#### Source data
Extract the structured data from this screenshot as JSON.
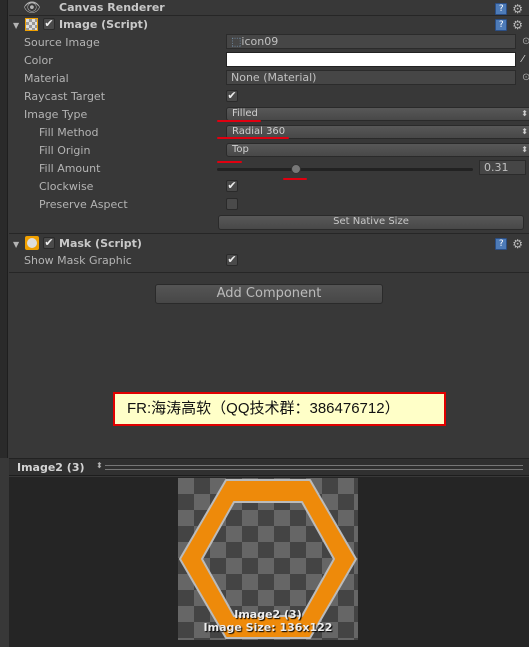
{
  "canvas_renderer": {
    "title": "Canvas Renderer",
    "icon": "eye-icon"
  },
  "image_script": {
    "title": "Image (Script)",
    "enabled": true,
    "source_image": {
      "label": "Source Image",
      "value": "icon09"
    },
    "color": {
      "label": "Color",
      "value": "#ffffff"
    },
    "material": {
      "label": "Material",
      "value": "None (Material)"
    },
    "raycast_target": {
      "label": "Raycast Target",
      "checked": true
    },
    "image_type": {
      "label": "Image Type",
      "value": "Filled"
    },
    "fill_method": {
      "label": "Fill Method",
      "value": "Radial 360"
    },
    "fill_origin": {
      "label": "Fill Origin",
      "value": "Top"
    },
    "fill_amount": {
      "label": "Fill Amount",
      "value": "0.31"
    },
    "clockwise": {
      "label": "Clockwise",
      "checked": true
    },
    "preserve_aspect": {
      "label": "Preserve Aspect",
      "checked": false
    },
    "set_native_size": "Set Native Size"
  },
  "mask_script": {
    "title": "Mask (Script)",
    "enabled": true,
    "show_mask_graphic": {
      "label": "Show Mask Graphic",
      "checked": true
    }
  },
  "add_component": "Add Component",
  "watermark": "FR:海涛高软（QQ技术群：386476712）",
  "preview": {
    "title": "Image2 (3)",
    "caption_name": "Image2 (3)",
    "caption_size": "Image Size: 136x122",
    "ring_color": "#ee8a0a"
  }
}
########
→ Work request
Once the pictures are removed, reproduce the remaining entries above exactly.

→ Output below
Extract the structured data from this screenshot as JSON.
{
  "canvas_renderer": {
    "title": "Canvas Renderer",
    "icon": "eye-icon"
  },
  "image_script": {
    "title": "Image (Script)",
    "enabled": true,
    "source_image": {
      "label": "Source Image",
      "value": "icon09"
    },
    "color": {
      "label": "Color",
      "value": "#ffffff"
    },
    "material": {
      "label": "Material",
      "value": "None (Material)"
    },
    "raycast_target": {
      "label": "Raycast Target",
      "checked": true
    },
    "image_type": {
      "label": "Image Type",
      "value": "Filled"
    },
    "fill_method": {
      "label": "Fill Method",
      "value": "Radial 360"
    },
    "fill_origin": {
      "label": "Fill Origin",
      "value": "Top"
    },
    "fill_amount": {
      "label": "Fill Amount",
      "value": "0.31"
    },
    "clockwise": {
      "label": "Clockwise",
      "checked": true
    },
    "preserve_aspect": {
      "label": "Preserve Aspect",
      "checked": false
    },
    "set_native_size": "Set Native Size"
  },
  "mask_script": {
    "title": "Mask (Script)",
    "enabled": true,
    "show_mask_graphic": {
      "label": "Show Mask Graphic",
      "checked": true
    }
  },
  "add_component": "Add Component",
  "watermark": "FR:海涛高软（QQ技术群：386476712）",
  "preview": {
    "title": "Image2 (3)",
    "caption_name": "Image2 (3)",
    "caption_size": "Image Size: 136x122",
    "ring_color": "#ee8a0a"
  }
}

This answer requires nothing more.